by Tami Katzoff (@tvtamijo)
“They’re special. They’re called. They’re strong. They punch really hard and run really fast and they’re always, always girls.”
This is 16-year-old Billy Lane’s accurate description of Vampire Slayers – accurate, that is, except for the last part about Slayers always being girls. Because there’s a new Slayer in town, and it’s Billy himself.
The current issue of Dark Horse Comics’ Buffy Season 9 is the second half of a two-part introduction of Billy the Vampire Slayer. This initially reluctant boy, the victim of homophobic bullying in his small town, takes on the responsibility of facing the new zompire threat. He’s got a Watcher, Devon, who also happens to be his love interest.
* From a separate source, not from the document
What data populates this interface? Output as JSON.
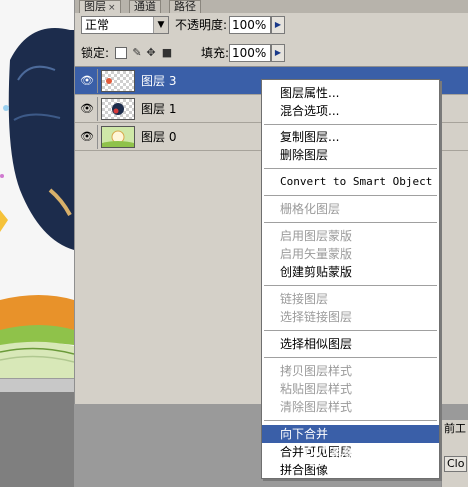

And, according to Devon, he’s got moxie.
Billy is the brainchild of Whedonverse vet Jane Espenson, a long-time contributor to the “Buffy” comics. She pitched the idea with fellow “Buffy” scribe Drew Z. Greenberg after getting a lot of appreciative feedback from male fans – “Guys who were coming up to me saying, 'Buffy' helped me get through high school, because I felt different, I felt excluded, I felt bullied or whatever, and here was this girl who was sort of an outcast, who was triumphing over all these obstacles.’”
“There’s this population of young men who benefitted from 'Buffy' in the same way that we always knew young women were benefitting from her,” Espenson realized. “Why not tell a story about one of those guys?”
But we all know that messing with a tradition as sanctified as the Slayer line is a risky business. “When it was first announced, I think a lot of people were concerned,” says Espenson. “Like, are we changing the mythology?”
Though Billy did cause a bit of a buzz when he was introduced, Espenson needn’t have worried about a real backlash. “People really seemed to get it and like it and get that we were saying something important about identity and choice and power in a way that wasn’t offensive, in a way that was really empowering and strong,” she says.
So what about you? Do you welcome Billy into the singular group of young people that can legitimately call themselves Slayers? Or do you think that slayage is an activity reserved for girls (with help from their “ordinary” guy friends)? Let me know in the comments section below.
Previously on The Weekly Whedon:
MTV News producer Tami Katzoff presents The Weekly Whedon, a column exploring all corners of the Whedonverse from "Marvel's The Avengers" to "Buffy" and beyond. Assemble your reactions in the comments section!